Picking music for video is harder: An ad might volley from somber to upbeat as the video narrates a candidate's humble beginnings before switching gears to their positive-impact policies, and "you need a song that can travel that tone," Kopilow says.

One good example is a 2020 Democratic get-out-the-vote ad from Eric Swalwell's Remedy PAC, using Taylor Swift's "Only The Young" as a backing track. As Swift sings, "They aren't gonna help us/Too busy helping themselves," unflattering footage from the time of the Trump presidency — such as Melania Trump sporting her infamous "I really Don't Care, Do U?" jacket — plays. Then, as the positive chorus — "Only the young/can run" — kicks in, stirring images of young people protesting and dancing in the streets flash on screen.

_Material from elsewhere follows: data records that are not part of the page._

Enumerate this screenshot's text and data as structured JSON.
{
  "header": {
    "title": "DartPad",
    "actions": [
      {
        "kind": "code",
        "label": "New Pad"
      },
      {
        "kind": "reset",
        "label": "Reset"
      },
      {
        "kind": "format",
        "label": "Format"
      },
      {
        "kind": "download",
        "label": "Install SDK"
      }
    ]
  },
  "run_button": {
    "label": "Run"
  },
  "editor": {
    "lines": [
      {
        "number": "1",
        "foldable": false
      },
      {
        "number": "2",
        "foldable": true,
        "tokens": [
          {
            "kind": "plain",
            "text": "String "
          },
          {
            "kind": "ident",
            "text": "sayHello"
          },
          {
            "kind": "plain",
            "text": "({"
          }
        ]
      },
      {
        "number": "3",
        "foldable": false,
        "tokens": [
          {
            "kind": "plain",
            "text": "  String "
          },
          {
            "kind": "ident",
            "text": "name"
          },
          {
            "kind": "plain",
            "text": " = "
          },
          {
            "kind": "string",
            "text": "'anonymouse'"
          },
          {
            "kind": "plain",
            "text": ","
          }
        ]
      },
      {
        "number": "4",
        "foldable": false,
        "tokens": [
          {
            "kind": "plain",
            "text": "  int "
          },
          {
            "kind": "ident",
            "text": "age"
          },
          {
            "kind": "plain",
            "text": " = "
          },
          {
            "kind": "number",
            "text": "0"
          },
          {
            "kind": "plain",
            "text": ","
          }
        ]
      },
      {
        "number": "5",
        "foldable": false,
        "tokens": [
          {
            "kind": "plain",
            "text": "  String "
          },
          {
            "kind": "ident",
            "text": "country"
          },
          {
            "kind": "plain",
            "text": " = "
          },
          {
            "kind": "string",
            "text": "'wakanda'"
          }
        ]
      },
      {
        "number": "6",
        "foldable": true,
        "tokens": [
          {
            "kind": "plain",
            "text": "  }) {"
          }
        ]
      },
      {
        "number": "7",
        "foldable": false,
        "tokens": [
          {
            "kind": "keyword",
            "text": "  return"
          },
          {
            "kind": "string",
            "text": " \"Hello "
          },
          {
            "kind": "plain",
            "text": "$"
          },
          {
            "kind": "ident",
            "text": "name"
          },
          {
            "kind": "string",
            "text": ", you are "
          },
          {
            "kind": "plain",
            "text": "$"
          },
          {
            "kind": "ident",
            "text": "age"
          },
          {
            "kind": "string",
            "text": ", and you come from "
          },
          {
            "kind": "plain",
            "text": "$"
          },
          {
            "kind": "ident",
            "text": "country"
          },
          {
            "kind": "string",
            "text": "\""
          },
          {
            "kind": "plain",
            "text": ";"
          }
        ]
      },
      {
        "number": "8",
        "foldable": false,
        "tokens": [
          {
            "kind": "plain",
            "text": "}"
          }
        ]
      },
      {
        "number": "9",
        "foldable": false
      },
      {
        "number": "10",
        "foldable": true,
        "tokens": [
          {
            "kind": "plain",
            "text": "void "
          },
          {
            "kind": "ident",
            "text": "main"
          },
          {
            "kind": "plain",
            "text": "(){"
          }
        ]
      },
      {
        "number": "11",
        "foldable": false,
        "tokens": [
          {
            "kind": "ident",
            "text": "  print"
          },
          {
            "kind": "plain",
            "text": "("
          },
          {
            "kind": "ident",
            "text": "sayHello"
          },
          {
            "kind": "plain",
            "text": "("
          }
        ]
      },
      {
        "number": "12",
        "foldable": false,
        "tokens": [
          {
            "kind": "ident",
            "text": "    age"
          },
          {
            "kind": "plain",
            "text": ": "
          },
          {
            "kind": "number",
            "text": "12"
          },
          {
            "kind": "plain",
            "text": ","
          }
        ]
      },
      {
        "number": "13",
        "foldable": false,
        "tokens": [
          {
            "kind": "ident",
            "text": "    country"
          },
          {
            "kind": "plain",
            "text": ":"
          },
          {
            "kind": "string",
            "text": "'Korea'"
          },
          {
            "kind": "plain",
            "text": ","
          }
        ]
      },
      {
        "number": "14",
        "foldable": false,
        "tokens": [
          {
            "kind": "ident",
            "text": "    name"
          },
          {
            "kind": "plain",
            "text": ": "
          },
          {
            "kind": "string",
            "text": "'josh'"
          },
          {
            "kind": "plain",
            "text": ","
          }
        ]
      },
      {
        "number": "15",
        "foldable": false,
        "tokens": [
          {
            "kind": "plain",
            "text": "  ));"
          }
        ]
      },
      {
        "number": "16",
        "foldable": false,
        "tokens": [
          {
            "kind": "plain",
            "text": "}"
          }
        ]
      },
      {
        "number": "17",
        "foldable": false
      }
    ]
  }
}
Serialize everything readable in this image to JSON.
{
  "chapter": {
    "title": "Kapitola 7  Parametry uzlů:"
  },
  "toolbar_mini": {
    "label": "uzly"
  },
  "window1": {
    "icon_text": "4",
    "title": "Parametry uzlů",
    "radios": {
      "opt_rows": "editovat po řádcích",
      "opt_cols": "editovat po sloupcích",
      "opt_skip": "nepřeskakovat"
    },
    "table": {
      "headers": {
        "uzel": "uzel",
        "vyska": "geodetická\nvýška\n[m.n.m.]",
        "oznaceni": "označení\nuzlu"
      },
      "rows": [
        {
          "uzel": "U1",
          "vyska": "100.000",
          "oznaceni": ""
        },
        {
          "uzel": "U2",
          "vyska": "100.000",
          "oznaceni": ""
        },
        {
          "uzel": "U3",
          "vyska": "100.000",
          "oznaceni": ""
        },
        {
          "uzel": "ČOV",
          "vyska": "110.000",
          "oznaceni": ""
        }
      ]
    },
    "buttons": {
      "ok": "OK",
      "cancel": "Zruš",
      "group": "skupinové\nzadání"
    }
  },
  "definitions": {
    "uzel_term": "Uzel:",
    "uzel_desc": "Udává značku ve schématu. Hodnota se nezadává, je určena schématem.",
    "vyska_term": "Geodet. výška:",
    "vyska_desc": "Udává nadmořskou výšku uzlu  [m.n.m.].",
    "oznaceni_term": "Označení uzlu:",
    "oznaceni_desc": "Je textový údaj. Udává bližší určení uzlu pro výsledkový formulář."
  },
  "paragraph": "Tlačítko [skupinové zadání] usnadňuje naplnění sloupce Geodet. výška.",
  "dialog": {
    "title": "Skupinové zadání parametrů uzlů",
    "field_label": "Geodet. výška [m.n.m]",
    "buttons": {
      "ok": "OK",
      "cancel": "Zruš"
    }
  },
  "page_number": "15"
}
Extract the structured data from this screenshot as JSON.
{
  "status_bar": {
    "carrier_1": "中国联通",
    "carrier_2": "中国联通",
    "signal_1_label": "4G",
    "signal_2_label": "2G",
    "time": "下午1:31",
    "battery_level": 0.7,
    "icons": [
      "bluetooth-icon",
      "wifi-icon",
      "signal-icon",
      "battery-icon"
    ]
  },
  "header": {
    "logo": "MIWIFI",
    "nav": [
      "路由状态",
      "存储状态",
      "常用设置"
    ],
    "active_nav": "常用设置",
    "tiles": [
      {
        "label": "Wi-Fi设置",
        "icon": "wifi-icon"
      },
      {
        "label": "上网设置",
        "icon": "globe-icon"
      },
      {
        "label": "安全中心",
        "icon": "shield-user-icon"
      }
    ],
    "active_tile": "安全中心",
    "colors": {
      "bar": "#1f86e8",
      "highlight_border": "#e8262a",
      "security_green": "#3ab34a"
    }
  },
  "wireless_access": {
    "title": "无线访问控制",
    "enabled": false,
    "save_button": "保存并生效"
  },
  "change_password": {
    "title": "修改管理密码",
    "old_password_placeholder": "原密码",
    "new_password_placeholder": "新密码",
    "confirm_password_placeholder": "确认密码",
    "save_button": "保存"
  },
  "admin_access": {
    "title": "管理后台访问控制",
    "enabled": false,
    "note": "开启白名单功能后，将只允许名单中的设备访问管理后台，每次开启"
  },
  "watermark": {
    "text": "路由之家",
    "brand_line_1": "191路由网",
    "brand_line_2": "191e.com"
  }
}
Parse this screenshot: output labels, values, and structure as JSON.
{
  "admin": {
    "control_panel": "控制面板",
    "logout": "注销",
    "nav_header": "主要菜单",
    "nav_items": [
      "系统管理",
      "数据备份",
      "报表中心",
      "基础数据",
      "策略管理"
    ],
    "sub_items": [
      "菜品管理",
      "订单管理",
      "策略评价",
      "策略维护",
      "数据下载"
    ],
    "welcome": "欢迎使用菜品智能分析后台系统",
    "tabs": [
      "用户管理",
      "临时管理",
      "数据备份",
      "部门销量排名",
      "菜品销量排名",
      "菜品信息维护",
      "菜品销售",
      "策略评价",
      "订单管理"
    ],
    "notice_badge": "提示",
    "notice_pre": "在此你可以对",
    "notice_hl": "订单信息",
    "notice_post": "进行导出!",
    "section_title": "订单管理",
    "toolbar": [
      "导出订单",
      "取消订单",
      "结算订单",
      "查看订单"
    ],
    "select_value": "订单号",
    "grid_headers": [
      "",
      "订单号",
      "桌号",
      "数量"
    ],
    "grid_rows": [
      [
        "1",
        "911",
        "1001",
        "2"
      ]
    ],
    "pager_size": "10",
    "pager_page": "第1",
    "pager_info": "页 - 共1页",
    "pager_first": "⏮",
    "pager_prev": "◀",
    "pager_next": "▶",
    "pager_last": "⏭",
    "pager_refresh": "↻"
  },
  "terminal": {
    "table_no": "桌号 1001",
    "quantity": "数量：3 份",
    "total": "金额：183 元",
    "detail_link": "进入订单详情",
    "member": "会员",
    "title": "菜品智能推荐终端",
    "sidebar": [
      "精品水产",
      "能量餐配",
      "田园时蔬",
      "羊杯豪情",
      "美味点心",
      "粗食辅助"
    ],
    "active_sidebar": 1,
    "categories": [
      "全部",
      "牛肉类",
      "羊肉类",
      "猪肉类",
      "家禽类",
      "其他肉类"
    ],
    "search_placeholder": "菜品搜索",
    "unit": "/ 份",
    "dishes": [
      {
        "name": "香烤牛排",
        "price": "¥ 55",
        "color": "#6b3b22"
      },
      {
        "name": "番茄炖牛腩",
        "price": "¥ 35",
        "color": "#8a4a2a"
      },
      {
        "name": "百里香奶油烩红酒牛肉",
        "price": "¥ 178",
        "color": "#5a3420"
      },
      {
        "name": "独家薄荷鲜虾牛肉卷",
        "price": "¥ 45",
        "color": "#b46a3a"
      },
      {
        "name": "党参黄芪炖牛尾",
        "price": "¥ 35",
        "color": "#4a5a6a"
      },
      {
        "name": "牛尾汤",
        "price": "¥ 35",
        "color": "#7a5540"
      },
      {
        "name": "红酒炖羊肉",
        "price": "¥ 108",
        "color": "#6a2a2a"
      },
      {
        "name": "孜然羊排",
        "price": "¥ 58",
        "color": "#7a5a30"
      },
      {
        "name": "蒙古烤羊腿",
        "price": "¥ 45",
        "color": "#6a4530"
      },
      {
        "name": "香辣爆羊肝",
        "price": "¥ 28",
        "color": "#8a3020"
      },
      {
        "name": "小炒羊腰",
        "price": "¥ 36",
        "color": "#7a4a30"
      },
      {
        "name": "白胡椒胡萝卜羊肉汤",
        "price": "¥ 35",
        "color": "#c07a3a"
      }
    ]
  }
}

"I think the ideal campaign song or playlist should not only authentically represent the candidate's history, tastes, values, vision, but it also needs to speak to the tastes and interests of the candidate's core constituency," Gorzelany-Mostak says. Biden, for example, often uses Springsteen to demonstrate his regular Joe bonafides with the blue-collar set.

"You want to attract Southern voters? One of the obvious routes is to play country music," Street says. Note: this might not work for all crowds below the Mason-Dixon line. Some might prefer the Southern fried rap of Outkast's "B.O.B. (Bombs Over Baghdad") to, say, Toby Keith's country-western anthem, "Courtesy of the Red, White and Blue (The Angry American)."

Avoid broken record territory at all costs. According to Kopilow, "picking a song that doesn't drive you crazy if you hear it over and over is honestly just as important as picking a song that's good."

Personally, we’d be thrilled if we never had to listen to Kool & the Gang's "Celebration" ever again.

But wait! There's more. Make sure you check out our campaign song playlist:

Gripping reads, smart analysis and a bit of high-minded fun. Because even power needs a day off.





POLITICO Weekend flies into inboxes every Friday. Don't miss it!

Link Copied